This past summer, America faced a "border crisis." Thousands of unaccompanied children—mainly from Honduras, El Salvador and Guatemala—were illegally entering the country via Mexico, creating a backlog in the immigration court system. The numbers seemed astounding. More than 66,000 unaccompanied minors crossed the border in the first 11 months of the 2014 fiscal year, an 88 percent increase over the same period in 2013. The numbers peaked in June and have fallen rapidly in recent months, as has the public's interest in it.

The influx of immigrants was a genuine problem, but was it a crisis? Consider the number of Syrian refugees streaming across the border into Turkey.
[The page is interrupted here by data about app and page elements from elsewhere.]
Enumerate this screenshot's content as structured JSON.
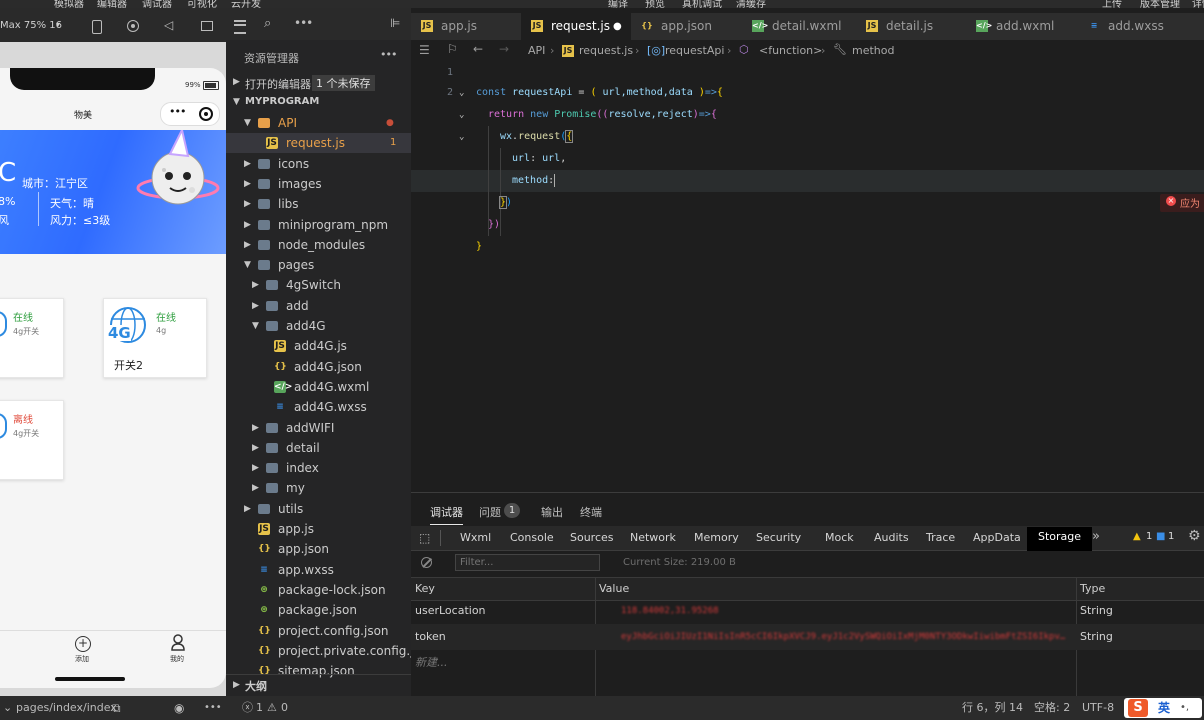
{
  "top_menu": {
    "left_items": [
      "模拟器",
      "编辑器",
      "调试器",
      "可视化",
      "云开发"
    ],
    "center_items": [
      "编译",
      "预览",
      "真机调试",
      "清缓存"
    ],
    "right_items": [
      "上传",
      "版本管理",
      "详情"
    ]
  },
  "simulator": {
    "device": "Max 75% 16",
    "page_title": "物美",
    "weather": {
      "temp_unit": "C",
      "city": "城市：江宁区",
      "humidity": "8%",
      "weather": "天气：晴",
      "wind_dir": "风",
      "wind": "风力：≤3级"
    },
    "battery": "99%",
    "devices": [
      {
        "status": "在线",
        "type": "4g开关",
        "name": "",
        "state_color": "#2e9e3e"
      },
      {
        "status": "在线",
        "type": "4g",
        "name": "开关2",
        "badge": "4G",
        "state_color": "#2e9e3e"
      },
      {
        "status": "离线",
        "type": "4g开关",
        "name": "",
        "state_color": "#e04a3a"
      }
    ],
    "nav": {
      "add": "添加",
      "mine": "我的"
    }
  },
  "explorer": {
    "title": "资源管理器",
    "open_editors": "打开的编辑器",
    "unsaved": "1 个未保存",
    "project": "MYPROGRAM",
    "items": [
      {
        "label": "API",
        "depth": 1,
        "kind": "folder-open",
        "color": "#e8a04a",
        "mod": true
      },
      {
        "label": "request.js",
        "depth": 2,
        "kind": "js",
        "badge": "1",
        "selected": true
      },
      {
        "label": "icons",
        "depth": 1,
        "kind": "folder"
      },
      {
        "label": "images",
        "depth": 1,
        "kind": "folder"
      },
      {
        "label": "libs",
        "depth": 1,
        "kind": "folder"
      },
      {
        "label": "miniprogram_npm",
        "depth": 1,
        "kind": "folder"
      },
      {
        "label": "node_modules",
        "depth": 1,
        "kind": "folder"
      },
      {
        "label": "pages",
        "depth": 1,
        "kind": "folder-open"
      },
      {
        "label": "4gSwitch",
        "depth": 2,
        "kind": "folder"
      },
      {
        "label": "add",
        "depth": 2,
        "kind": "folder"
      },
      {
        "label": "add4G",
        "depth": 2,
        "kind": "folder-open"
      },
      {
        "label": "add4G.js",
        "depth": 3,
        "kind": "js"
      },
      {
        "label": "add4G.json",
        "depth": 3,
        "kind": "json"
      },
      {
        "label": "add4G.wxml",
        "depth": 3,
        "kind": "wxml"
      },
      {
        "label": "add4G.wxss",
        "depth": 3,
        "kind": "wxss"
      },
      {
        "label": "addWIFI",
        "depth": 2,
        "kind": "folder"
      },
      {
        "label": "detail",
        "depth": 2,
        "kind": "folder"
      },
      {
        "label": "index",
        "depth": 2,
        "kind": "folder"
      },
      {
        "label": "my",
        "depth": 2,
        "kind": "folder"
      },
      {
        "label": "utils",
        "depth": 1,
        "kind": "folder"
      },
      {
        "label": "app.js",
        "depth": 1,
        "kind": "js"
      },
      {
        "label": "app.json",
        "depth": 1,
        "kind": "json"
      },
      {
        "label": "app.wxss",
        "depth": 1,
        "kind": "wxss"
      },
      {
        "label": "package-lock.json",
        "depth": 1,
        "kind": "pkg"
      },
      {
        "label": "package.json",
        "depth": 1,
        "kind": "pkg"
      },
      {
        "label": "project.config.json",
        "depth": 1,
        "kind": "json"
      },
      {
        "label": "project.private.config.js...",
        "depth": 1,
        "kind": "json"
      },
      {
        "label": "sitemap.json",
        "depth": 1,
        "kind": "json"
      }
    ],
    "outline": "大纲"
  },
  "tabs": [
    {
      "label": "app.js",
      "kind": "js"
    },
    {
      "label": "request.js",
      "kind": "js",
      "active": true,
      "dirty": true
    },
    {
      "label": "app.json",
      "kind": "json"
    },
    {
      "label": "detail.wxml",
      "kind": "wxml"
    },
    {
      "label": "detail.js",
      "kind": "js"
    },
    {
      "label": "add.wxml",
      "kind": "wxml"
    },
    {
      "label": "add.wxss",
      "kind": "wxss"
    }
  ],
  "breadcrumb": [
    "API",
    "request.js",
    "requestApi",
    "<function>",
    "method"
  ],
  "code": {
    "line1": {
      "kw": "const",
      "name": "requestApi",
      "eq": "=",
      "p1": "(",
      "args": " url,method,data ",
      "p2": ")",
      "arrow": "=>",
      "brace": "{"
    },
    "line2": {
      "kw": "return",
      "kw2": "new",
      "cls": "Promise",
      "p": "((",
      "args": "resolve,reject",
      "p2": ")",
      "arrow": "=>",
      "brace": "{"
    },
    "line3": {
      "obj": "wx",
      "dot": ".",
      "fn": "request",
      "p": "(",
      "brace": "{"
    },
    "line4": {
      "key": "url",
      "colon": ":",
      "val": "url",
      "comma": ","
    },
    "line5": {
      "key": "method",
      "colon": ":"
    },
    "line6": {
      "brace": "}",
      "p": ")"
    },
    "line7": {
      "text": "})"
    },
    "line8": {
      "text": "}"
    },
    "error_hint": "应为"
  },
  "panel": {
    "tabs": [
      "调试器",
      "问题",
      "输出",
      "终端"
    ],
    "problems_count": "1",
    "devtools_tabs": [
      "Wxml",
      "Console",
      "Sources",
      "Network",
      "Memory",
      "Security",
      "Mock",
      "Audits",
      "Trace",
      "AppData",
      "Storage"
    ],
    "warn_count": "1",
    "info_count": "1",
    "filter_placeholder": "Filter...",
    "current_size": "Current Size:  219.00 B",
    "columns": [
      "Key",
      "Value",
      "Type"
    ],
    "rows": [
      {
        "key": "userLocation",
        "value": "118.84002,31.95268",
        "type": "String"
      },
      {
        "key": "token",
        "value": "eyJhbGciOiJIUzI1NiIsInR5cCI6IkpXVCJ9.eyJ1c2VySWQiOiIxMjM0NTY3ODkwIiwibmFtZSI6IkpvaG4gRG9lIiwiaWF0IjoxNTE2MjM5MDIyfQ",
        "type": "String"
      }
    ],
    "new_row": "新建..."
  },
  "status": {
    "path": "pages/index/index",
    "errors": "1",
    "warnings": "0",
    "line_col": "行 6，列 14",
    "spaces": "空格: 2",
    "encoding": "UTF-8",
    "ime": "英"
  }
}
One week ago, Ben Hubbard, of the New York Times, reported that 130,000 Syrian refugees had flooded into Turkey in just a few days. In the Times Monday, Karam Shoumali and Anne Bernard reported that another 150,000 refugees have crossed the border in the last week. That’s nearly 300,000 in the span of a few weeks.

While the cause of the influx in the U.S. was hotly debated—Republicans blamed Obama’s 2012 executive action on immigration, and Democrats blamed violence in Honduras, El Salvador and Guatemala—there's no doubt about why the Syrian refugees are fleeing home: They're scared of being killed, whether by Syrian President Bashar al-Assad’s forces, the Islamic State, or rebel groups.

Accepting hundreds of thousands of refugees would be an economic challenge even for the United States. For Turkey, it could be crippling. In recent days, the country has closed many of its border crossings to keep Syrian refugees out. Meanwhile, Turkey is also trying to keep Kurdish fighters in Turkey from going to opposite direction—entering Syria to fight the Islamic State.

The rise in unaccompanied minors in the U.S. deserved attention, and perhaps calling it a "crisis" helped in that regard. But some perspective is in order. More than twice as many refugees have crossed into Turkey in the past week as unaccompanied children entered the U.S. in the first 11 months of this fiscal year. Now that’s a border crisis.